One of the great fringe benefits of writing books is that I get to read a lot of good books in the course of my research. I've been reading lots of first-person narratives of near-death survival experiences lately while working on my current book project which will be completed in the next two months. One such book is Yossi Ghinsberg's Lost in the Jungle. At one time, back when I was obsessed with getting to the jungle for the first time myself, I read anything and everything I could find related to jungle travel. Now, having been there and done that more than once, it began to have less appeal, and somehow I passed on Ghinsberg's excellent book a couple of times when I picked up the original hardcover edition in the bookstore and flipped through the pages.
I now realize the mistake I made after recently reading this book, which I couldn't put down once drawn into the narrative. Lost in the Jungle is in fact a gripping account of a lone man with little knowledge of wilderness survival facing one of the most unforgiving wildernesses in the world - a trackless swath of the Bolivian Amazon along the remote and inaccessible Tuichi River.
Here is a Google Earth view of the area where Ghinsberg was lost. Note that not only is it an unbroken tract of virgin rainforest, it is also rugged and mountainous, the rivers cascading in whitewater rapids through treacherous canyons. Try to imagine what it would be like to try to walk out of such a jungle, alone with nothing but a lighter, a poncho and a few remaining morsels of beans and rice, your feet peeling from jungle rot and not even a machete to aid in gathering food or cutting a path:

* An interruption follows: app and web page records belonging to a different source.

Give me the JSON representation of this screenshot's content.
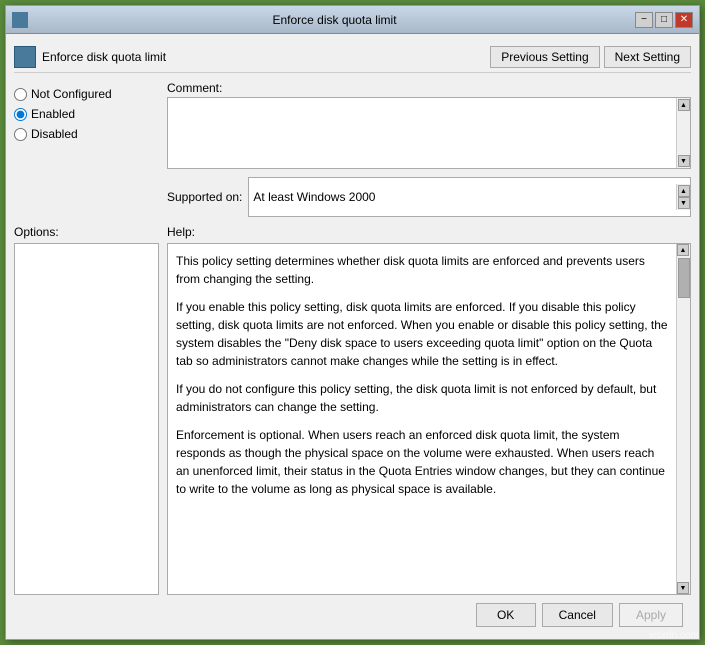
{
  "window": {
    "title": "Enforce disk quota limit",
    "icon": "settings-icon"
  },
  "header": {
    "title": "Enforce disk quota limit",
    "prev_button": "Previous Setting",
    "next_button": "Next Setting"
  },
  "radio_options": {
    "not_configured": "Not Configured",
    "enabled": "Enabled",
    "disabled": "Disabled",
    "selected": "enabled"
  },
  "comment_label": "Comment:",
  "supported_label": "Supported on:",
  "supported_value": "At least Windows 2000",
  "options_label": "Options:",
  "help_label": "Help:",
  "help_text_1": "This policy setting determines whether disk quota limits are enforced and prevents users from changing the setting.",
  "help_text_2": "If you enable this policy setting, disk quota limits are enforced. If you disable this policy setting, disk quota limits are not enforced. When you enable or disable this policy setting, the system disables the \"Deny disk space to users exceeding quota limit\" option on the Quota tab so administrators cannot make changes while the setting is in effect.",
  "help_text_3": "If you do not configure this policy setting, the disk quota limit is not enforced by default, but administrators can change the setting.",
  "help_text_4": "Enforcement is optional. When users reach an enforced disk quota limit, the system responds as though the physical space on the volume were exhausted. When users reach an unenforced limit, their status in the Quota Entries window changes, but they can continue to write to the volume as long as physical space is available.",
  "footer": {
    "ok": "OK",
    "cancel": "Cancel",
    "apply": "Apply"
  },
  "watermark": "wsxdn.com"
}
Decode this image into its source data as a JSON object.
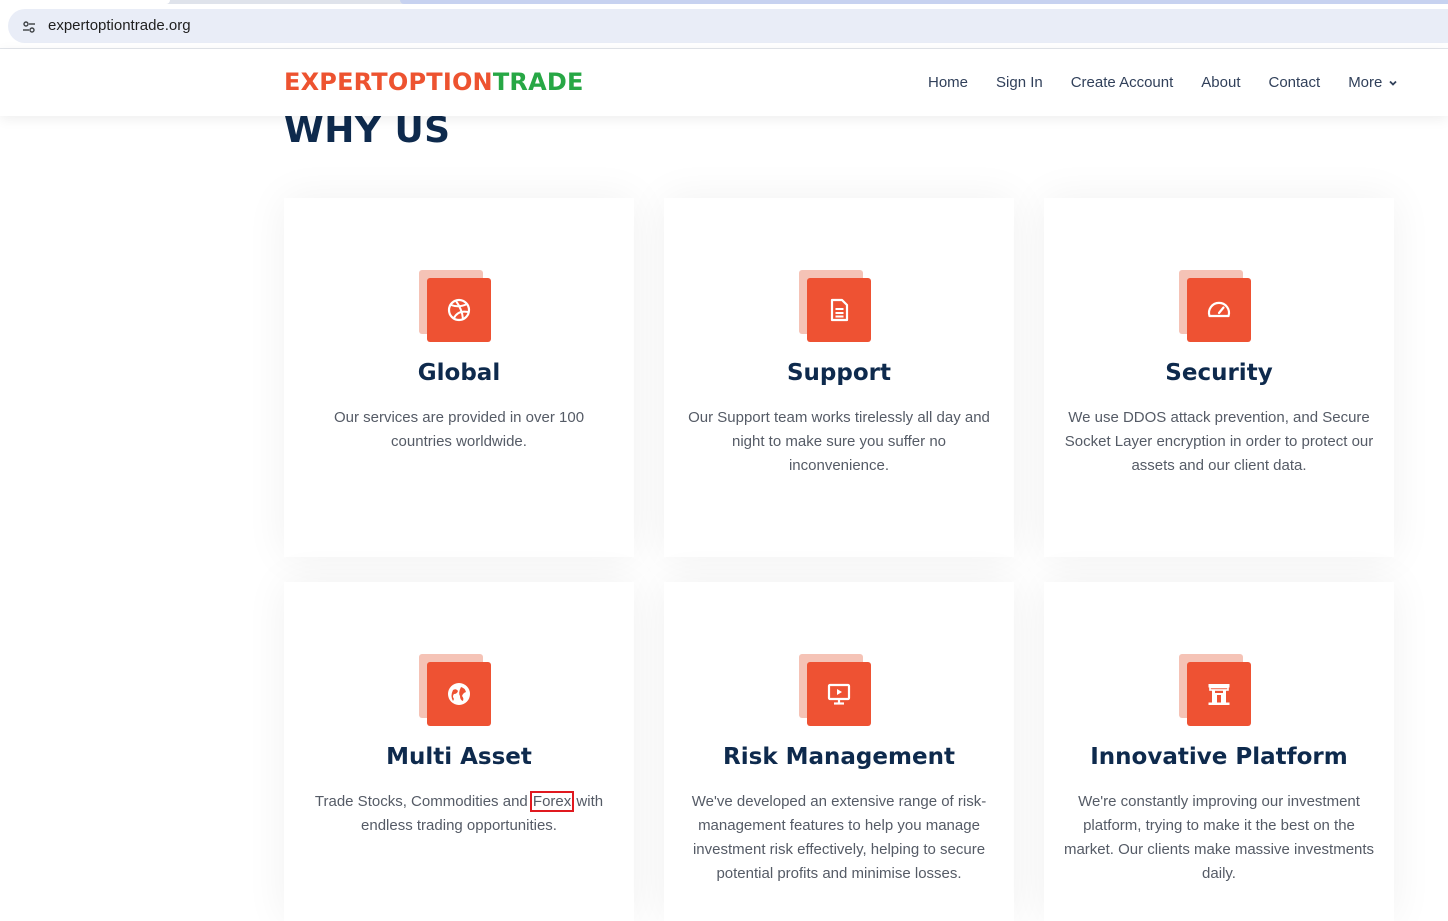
{
  "browser": {
    "url": "expertoptiontrade.org"
  },
  "header": {
    "logo_part1": "EXPERTOPTION",
    "logo_part2": "TRADE",
    "nav": [
      "Home",
      "Sign In",
      "Create Account",
      "About",
      "Contact"
    ],
    "more_label": "More"
  },
  "section": {
    "title": "WHY US"
  },
  "cards": [
    {
      "icon": "dribbble-icon",
      "title": "Global",
      "text": "Our services are provided in over 100 countries worldwide."
    },
    {
      "icon": "document-icon",
      "title": "Support",
      "text": "Our Support team works tirelessly all day and night to make sure you suffer no inconvenience."
    },
    {
      "icon": "speedometer-icon",
      "title": "Security",
      "text": "We use DDOS attack prevention, and Secure Socket Layer encryption in order to protect our assets and our client data."
    },
    {
      "icon": "globe-icon",
      "title": "Multi Asset",
      "text_before": "Trade Stocks, Commodities and ",
      "text_highlight": "Forex",
      "text_after": " with endless trading opportunities."
    },
    {
      "icon": "presentation-icon",
      "title": "Risk Management",
      "text": "We've developed an extensive range of risk-management features to help you manage investment risk effectively, helping to secure potential profits and minimise losses."
    },
    {
      "icon": "bank-icon",
      "title": "Innovative Platform",
      "text": "We're constantly improving our investment platform, trying to make it the best on the market. Our clients make massive investments daily."
    }
  ],
  "colors": {
    "accent": "#ee5233",
    "accent_light": "#f5c3b6",
    "logo_green": "#27a745",
    "heading": "#0e2a4d",
    "highlight_box": "#e0191f"
  }
}
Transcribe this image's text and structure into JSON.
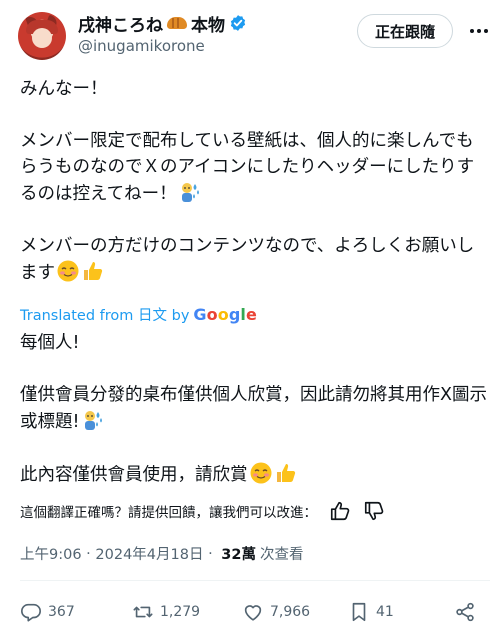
{
  "author": {
    "display_name": "戌神ころね",
    "name_suffix": "本物",
    "handle": "@inugamikorone"
  },
  "follow_button": {
    "label": "正在跟隨"
  },
  "tweet": {
    "line1": "みんなー！",
    "line2": "メンバー限定で配布している壁紙は、個人的に楽しんでもらうものなのでＸのアイコンにしたりヘッダーにしたりするのは控えてねー！",
    "line3": "メンバーの方だけのコンテンツなので、よろしくお願いします"
  },
  "translation_bar": {
    "prefix": "Translated from 日文 by",
    "brand": [
      "G",
      "o",
      "o",
      "g",
      "l",
      "e"
    ]
  },
  "translation": {
    "line1": "每個人!",
    "line2": "僅供會員分發的桌布僅供個人欣賞，因此請勿將其用作X圖示或標題!",
    "line3": "此內容僅供會員使用，請欣賞"
  },
  "feedback": {
    "prompt": "這個翻譯正確嗎？請提供回饋，讓我們可以改進："
  },
  "meta": {
    "time": "上午9:06",
    "separator": " · ",
    "date": "2024年4月18日",
    "separator2": " · ",
    "views": "32萬",
    "views_label": "次查看"
  },
  "actions": {
    "replies": "367",
    "reposts": "1,279",
    "likes": "7,966",
    "bookmarks": "41"
  },
  "colors": {
    "link": "#1d9bf0",
    "verified": "#1d9bf0",
    "muted": "#536471"
  },
  "icons": [
    "verified-badge-icon",
    "croissant-icon",
    "more-icon",
    "thumbs-up-icon",
    "thumbs-down-icon",
    "reply-icon",
    "repost-icon",
    "like-icon",
    "bookmark-icon",
    "share-icon",
    "sweat-person-emoji",
    "smiling-face-emoji",
    "thumbs-up-emoji"
  ]
}
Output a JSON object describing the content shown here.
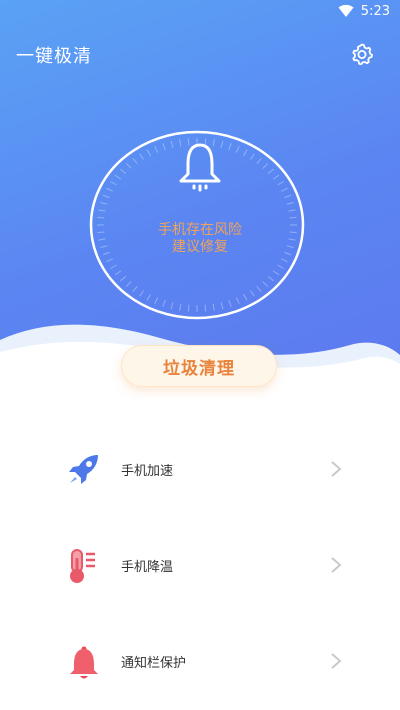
{
  "status_bar": {
    "time": "5:23"
  },
  "header": {
    "title": "一键极清"
  },
  "dial": {
    "status_line1": "手机存在风险",
    "status_line2": "建议修复"
  },
  "clean_button": {
    "label": "垃圾清理"
  },
  "features": [
    {
      "label": "手机加速",
      "icon": "rocket-icon"
    },
    {
      "label": "手机降温",
      "icon": "thermometer-icon"
    },
    {
      "label": "通知栏保护",
      "icon": "bell-icon"
    }
  ],
  "colors": {
    "hero_top": "#5aa2f5",
    "hero_bottom": "#5c79ee",
    "accent_orange": "#f0a35a",
    "button_text": "#e8833d"
  }
}
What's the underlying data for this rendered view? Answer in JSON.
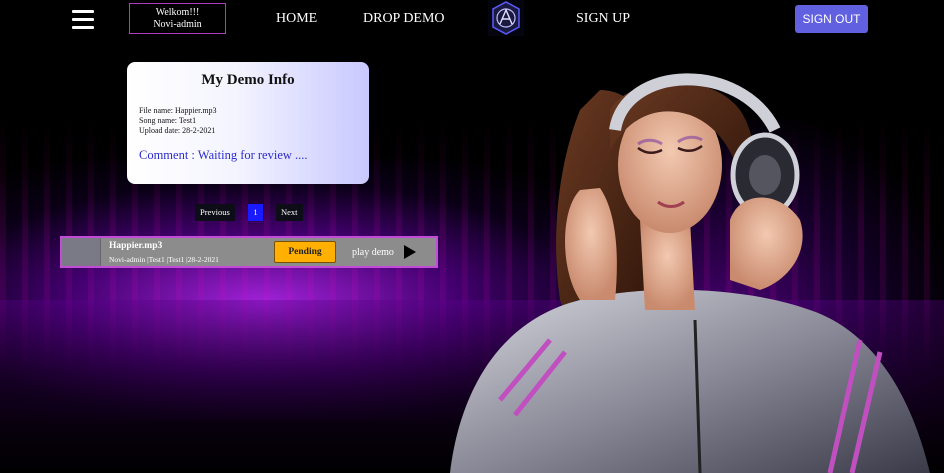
{
  "nav": {
    "welcome_line1": "Welkom!!!",
    "welcome_line2": "Novi-admin",
    "home": "HOME",
    "drop_demo": "DROP DEMO",
    "sign_up": "SIGN UP",
    "sign_out": "SIGN OUT"
  },
  "card": {
    "title": "My Demo Info",
    "file_name": "File name: Happier.mp3",
    "song_name": "Song name: Test1",
    "upload_date": "Upload date: 28-2-2021",
    "comment": "Comment : Waiting for review ...."
  },
  "pager": {
    "previous": "Previous",
    "page": "1",
    "next": "Next"
  },
  "demo_row": {
    "file_name": "Happier.mp3",
    "details": "Novi-admin |Test1 |Test1 |28-2-2021",
    "status": "Pending",
    "play_label": "play demo"
  },
  "colors": {
    "accent": "#6060e0",
    "pending": "#ffb000",
    "comment": "#2b2bcf",
    "row_border": "#c24bd8"
  }
}
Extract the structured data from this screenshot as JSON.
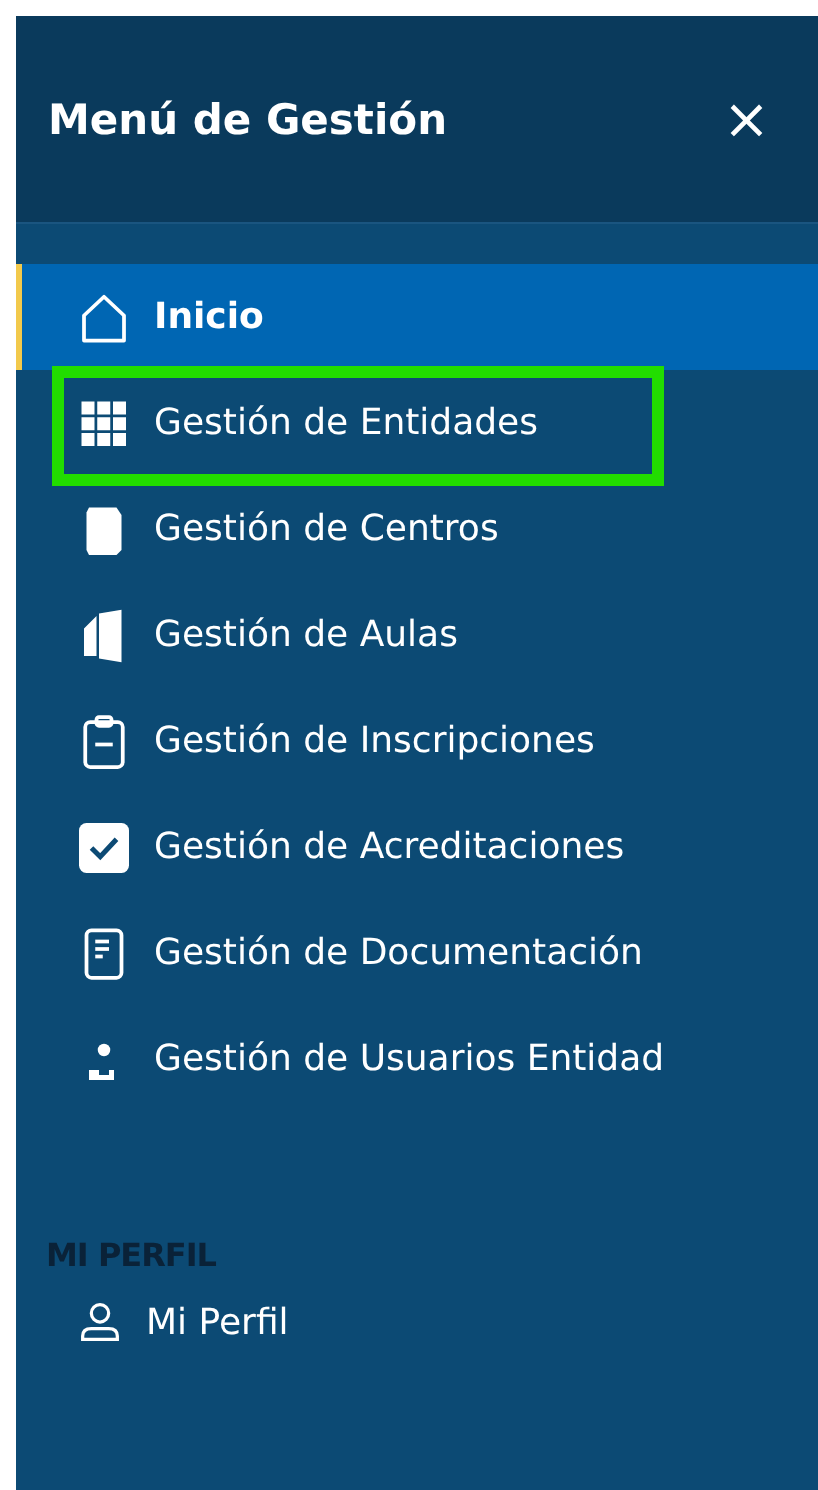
{
  "header": {
    "title": "Menú de Gestión",
    "close": "×"
  },
  "menu": [
    {
      "label": "Inicio",
      "selected": true,
      "highlighted": false
    },
    {
      "label": "Gestión de Entidades",
      "selected": false,
      "highlighted": true
    },
    {
      "label": "Gestión de Centros",
      "selected": false,
      "highlighted": false
    },
    {
      "label": "Gestión de Aulas",
      "selected": false,
      "highlighted": false
    },
    {
      "label": "Gestión de Inscripciones",
      "selected": false,
      "highlighted": false
    },
    {
      "label": "Gestión de Acreditaciones",
      "selected": false,
      "highlighted": false
    },
    {
      "label": "Gestión de Documentación",
      "selected": false,
      "highlighted": false
    },
    {
      "label": "Gestión de Usuarios Entidad",
      "selected": false,
      "highlighted": false
    }
  ],
  "profile_section": {
    "heading": "MI PERFIL",
    "items": [
      {
        "label": "Mi Perfil",
        "selected": false
      }
    ]
  }
}
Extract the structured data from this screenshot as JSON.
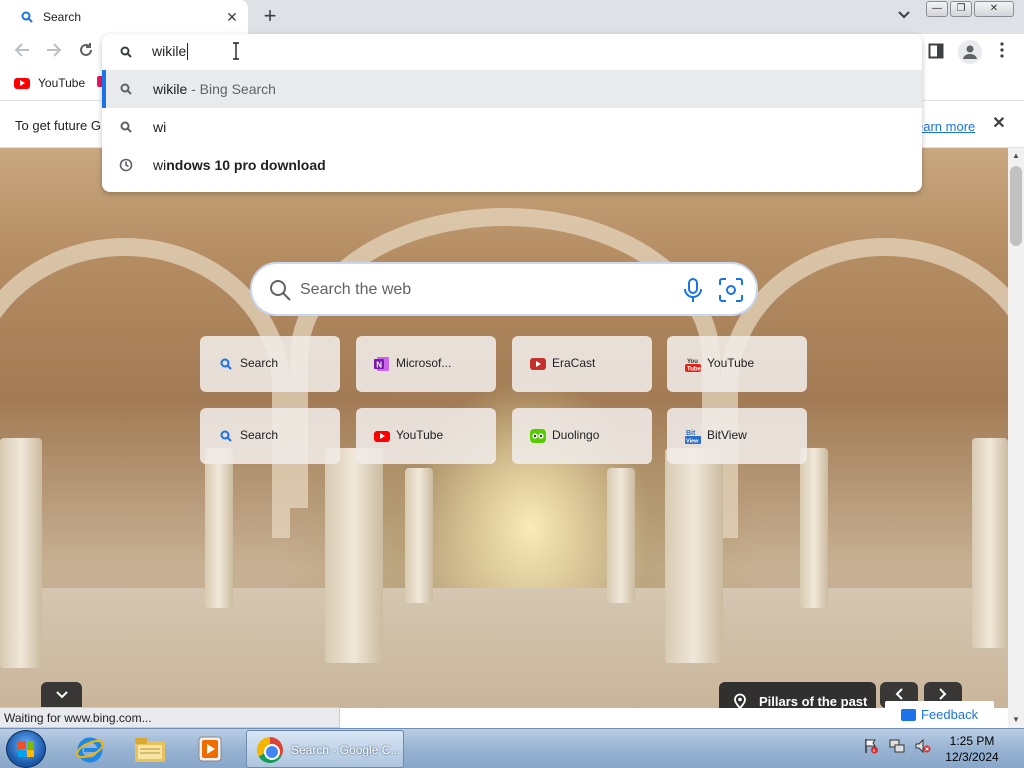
{
  "browser": {
    "tab": {
      "title": "Search",
      "close": "✕"
    },
    "new_tab": "+",
    "window_buttons": {
      "minimize": "—",
      "maximize": "❐",
      "close": "✕"
    },
    "omnibox": {
      "input_value": "wikile",
      "suggestions": [
        {
          "prefix": "wikile",
          "suffix": " - Bing Search",
          "bold": "",
          "icon": "search-icon",
          "selected": true
        },
        {
          "prefix": "wi",
          "suffix": "",
          "bold": "",
          "icon": "search-icon",
          "selected": false
        },
        {
          "prefix": "wi",
          "suffix": "",
          "bold": "ndows 10 pro download",
          "icon": "history-icon",
          "selected": false
        }
      ]
    },
    "bookmarks": [
      {
        "label": "YouTube",
        "icon": "youtube-icon"
      }
    ],
    "infobar": {
      "text": "To get future G",
      "link": "earn more",
      "close": "✕"
    },
    "status_text": "Waiting for www.bing.com..."
  },
  "ntp": {
    "search_placeholder": "Search the web",
    "tiles": [
      {
        "label": "Search",
        "icon": "search-icon"
      },
      {
        "label": "Microsof...",
        "icon": "onenote-icon"
      },
      {
        "label": "EraCast",
        "icon": "eracast-icon"
      },
      {
        "label": "YouTube",
        "icon": "youtube-old-icon"
      },
      {
        "label": "Search",
        "icon": "search-icon"
      },
      {
        "label": "YouTube",
        "icon": "youtube-icon"
      },
      {
        "label": "Duolingo",
        "icon": "duolingo-icon"
      },
      {
        "label": "BitView",
        "icon": "bitview-icon"
      }
    ],
    "attribution": "Pillars of the past",
    "feedback": "Feedback"
  },
  "taskbar": {
    "active_app_label": "Search - Google C...",
    "clock_time": "1:25 PM",
    "clock_date": "12/3/2024"
  },
  "colors": {
    "accent": "#1a73e8",
    "youtube_red": "#ff0000",
    "duolingo_green": "#58cc02",
    "onenote_purple": "#7719aa"
  }
}
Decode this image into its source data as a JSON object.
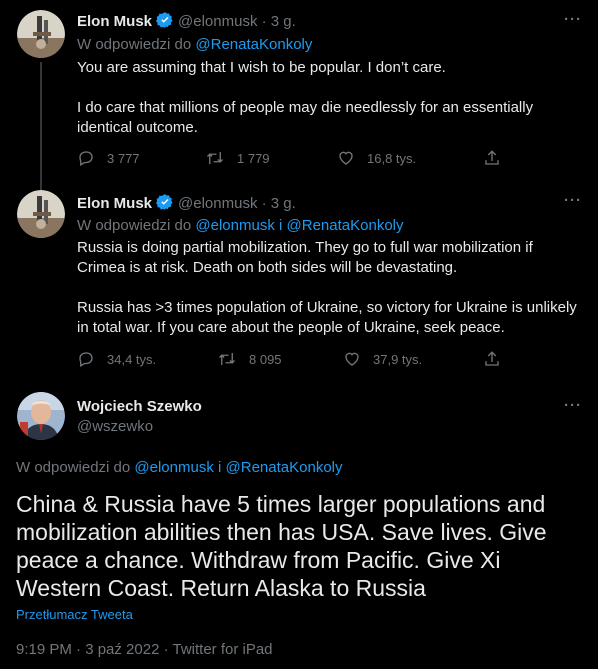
{
  "tweets": [
    {
      "name": "Elon Musk",
      "handle": "@elonmusk",
      "dot": "·",
      "time": "3 g.",
      "reply_prefix": "W odpowiedzi do",
      "reply_users": "@RenataKonkoly",
      "text_lines": [
        "You are assuming that I wish to be popular. I don’t care.",
        "",
        "I do care that millions of people may die needlessly for an essentially",
        "identical outcome."
      ],
      "replies": "3 777",
      "retweets": "1 779",
      "likes": "16,8 tys."
    },
    {
      "name": "Elon Musk",
      "handle": "@elonmusk",
      "dot": "·",
      "time": "3 g.",
      "reply_prefix": "W odpowiedzi do",
      "reply_users_1": "@elonmusk",
      "reply_and": "i",
      "reply_users_2": "@RenataKonkoly",
      "text_lines": [
        "Russia is doing partial mobilization. They go to full war mobilization if",
        "Crimea is at risk. Death on both sides will be devastating.",
        "",
        "Russia has >3 times population of Ukraine, so victory for Ukraine is unlikely",
        "in total war. If you care about the people of Ukraine, seek peace."
      ],
      "replies": "34,4 tys.",
      "retweets": "8 095",
      "likes": "37,9 tys."
    }
  ],
  "main": {
    "name": "Wojciech Szewko",
    "handle": "@wszewko",
    "reply_prefix": "W odpowiedzi do",
    "reply_users_1": "@elonmusk",
    "reply_and": "i",
    "reply_users_2": "@RenataKonkoly",
    "text_lines": [
      "China & Russia have 5 times larger populations and",
      "mobilization abilities then has USA. Save lives. Give",
      "peace a chance. Withdraw from Pacific. Give Xi",
      "Western Coast. Return Alaska to Russia"
    ],
    "translate": "Przetłumacz Tweeta",
    "timestamp": "9:19 PM · 3 paź 2022 · Twitter for iPad"
  },
  "more_label": "···",
  "colors": {
    "background": "#000000",
    "text": "#e7e9ea",
    "muted": "#71767b",
    "link": "#1d9bf0",
    "verified": "#1d9bf0"
  },
  "icons": [
    "verified-badge-icon",
    "reply-icon",
    "retweet-icon",
    "like-icon",
    "share-icon",
    "more-icon"
  ]
}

Ghinsberg is extremely fortunate that he lived to write his book. Two of the four companions he started out with on his ill-prepared trip were never heard from again. In the first part of the book as you read his account of how they ended up in such a predicament, it's hard to have much sympathy for any of them as you see mistake after mistake being made. But once Ghinsberg is alone and telling of his terrifying experiences after getting swept through raging rapids on a log raft when he becomes separated from his remaining companion, his descriptions of the difficulties the jungle presents and his methods of dealing with them with practically nothing win you over to his side. He turns out to be an incredibly tenacious survivor against odds that few experts would care to even contemplate. Even with his inexperience, he manages to find food, shelter himself from torrential downpours, survive a flash flood that nearly sweeps him away, extricate himself from quicksand bogs and fend off a prowling jaguar in the middle of the night.
I think the most important lesson this book has to teach is the role of attitude and the will to live in an extreme test of life or death. Ghinsberg refuses to give up, and near the end of the narrative, when he knows he can't walk out, he resigns himself to the possibility that he may have to wait months before someone comes along on the river. Even with this dismal prospect, he starts making plans to survive alone like a modern-day Robinson Crusoe of the jungle until he can get out. It is little wonder that today he makes his living as a motivational speaker. More about what he is doing now can be found on his website here: http://www.ghinsberg.com/